Fact: To transport energy without the pipeline would require tens of thousands more rail cars and trucks as well as oil-carrying barges and tankers on the Great Lakes. Replacing the propane alone lost by closing the line would require an estimated 9,600 rail cars and 30,000 truckloads every single year. That’s to say nothing of the increased emissions.
Fact: Loss of the tunnel construction would cost thousands of union construction jobs. It also would hurt the state’s economy. Enbridge itself contributes $160 million in wages, taxes and capital spending to Michigan.
Fact: Michigan Gov. Gretchen Whitmer, who now opposes the tunnel construction, didn’t voice objection to it if it met her two-year timetable for its completion. However, Enbridge maintains that four years would be needed to safely exceed standards and complete the work. Why would the state want to rush construction?
It seems inexplicable why the Whitmer administration doesn’t seek to resume talks with Enbridge officials, and allow the tunnel project to proceed while exploring other actions to diminish the risk of a pipeline leak.
She and Attorney General Nessel should listen to Speaker of the House Lee Chatfield, who represents the Upper Peninsula. He believes pipelines remain the safest approach if they are properly maintained and inspected, and he has pledged to protect the Great Lakes by holding accountable all companies that transport oil in the state.
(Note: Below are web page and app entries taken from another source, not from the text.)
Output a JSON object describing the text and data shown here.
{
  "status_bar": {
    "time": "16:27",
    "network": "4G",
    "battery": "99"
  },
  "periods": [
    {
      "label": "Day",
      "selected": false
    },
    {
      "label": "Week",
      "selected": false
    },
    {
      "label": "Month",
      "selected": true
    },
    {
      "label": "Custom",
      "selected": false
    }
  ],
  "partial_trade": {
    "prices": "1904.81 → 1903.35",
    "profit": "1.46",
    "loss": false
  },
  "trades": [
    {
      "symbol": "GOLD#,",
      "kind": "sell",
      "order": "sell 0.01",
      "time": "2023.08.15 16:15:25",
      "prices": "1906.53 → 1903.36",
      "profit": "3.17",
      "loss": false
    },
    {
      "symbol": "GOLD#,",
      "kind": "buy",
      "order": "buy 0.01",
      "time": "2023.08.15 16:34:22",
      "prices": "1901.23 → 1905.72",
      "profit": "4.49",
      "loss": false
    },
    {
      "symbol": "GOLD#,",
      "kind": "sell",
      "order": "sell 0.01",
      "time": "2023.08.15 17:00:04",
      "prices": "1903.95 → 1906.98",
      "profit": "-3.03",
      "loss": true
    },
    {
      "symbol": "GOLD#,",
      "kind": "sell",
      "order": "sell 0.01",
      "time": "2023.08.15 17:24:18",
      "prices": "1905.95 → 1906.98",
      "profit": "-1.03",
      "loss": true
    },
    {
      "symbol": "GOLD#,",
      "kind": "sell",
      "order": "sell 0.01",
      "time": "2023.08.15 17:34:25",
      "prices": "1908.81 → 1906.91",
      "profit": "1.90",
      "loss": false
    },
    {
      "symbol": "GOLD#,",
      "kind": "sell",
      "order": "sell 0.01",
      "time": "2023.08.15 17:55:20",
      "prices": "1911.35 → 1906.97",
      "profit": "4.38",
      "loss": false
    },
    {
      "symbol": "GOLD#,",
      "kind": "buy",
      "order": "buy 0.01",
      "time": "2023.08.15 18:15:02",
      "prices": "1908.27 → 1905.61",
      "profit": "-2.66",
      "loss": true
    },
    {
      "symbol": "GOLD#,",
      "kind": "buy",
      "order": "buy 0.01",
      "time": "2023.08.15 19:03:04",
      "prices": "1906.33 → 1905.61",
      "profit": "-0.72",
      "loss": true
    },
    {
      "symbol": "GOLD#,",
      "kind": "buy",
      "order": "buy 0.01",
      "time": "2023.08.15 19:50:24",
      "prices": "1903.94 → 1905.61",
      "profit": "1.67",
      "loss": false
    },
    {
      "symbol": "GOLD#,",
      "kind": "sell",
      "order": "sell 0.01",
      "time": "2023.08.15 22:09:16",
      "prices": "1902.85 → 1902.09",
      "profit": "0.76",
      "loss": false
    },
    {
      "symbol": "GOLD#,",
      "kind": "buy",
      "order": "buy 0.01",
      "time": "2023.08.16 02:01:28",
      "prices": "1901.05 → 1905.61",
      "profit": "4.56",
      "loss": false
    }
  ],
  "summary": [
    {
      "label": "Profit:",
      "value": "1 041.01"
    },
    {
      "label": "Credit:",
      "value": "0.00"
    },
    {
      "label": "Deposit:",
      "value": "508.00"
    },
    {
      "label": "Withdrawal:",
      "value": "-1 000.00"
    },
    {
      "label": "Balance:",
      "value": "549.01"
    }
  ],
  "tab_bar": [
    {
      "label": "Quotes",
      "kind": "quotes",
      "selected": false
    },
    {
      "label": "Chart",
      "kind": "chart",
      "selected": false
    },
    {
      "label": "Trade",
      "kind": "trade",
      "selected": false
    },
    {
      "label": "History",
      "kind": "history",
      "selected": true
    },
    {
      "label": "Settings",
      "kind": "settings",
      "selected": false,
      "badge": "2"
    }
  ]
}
He recognizes the vital importance of our Great Lakes, citing the enjoyment he gets from taking his five children to the Great Lakes: “It is our heritage.”
To learn how Consumer Energy Alliance is making energy affordable, reliable for working families, seniors and businesses across the country, visit www.consumerenergyalliance.org/MovingMichigan.
Members of the editorial and news staff of The Detroit News were not involved in the creation of this content.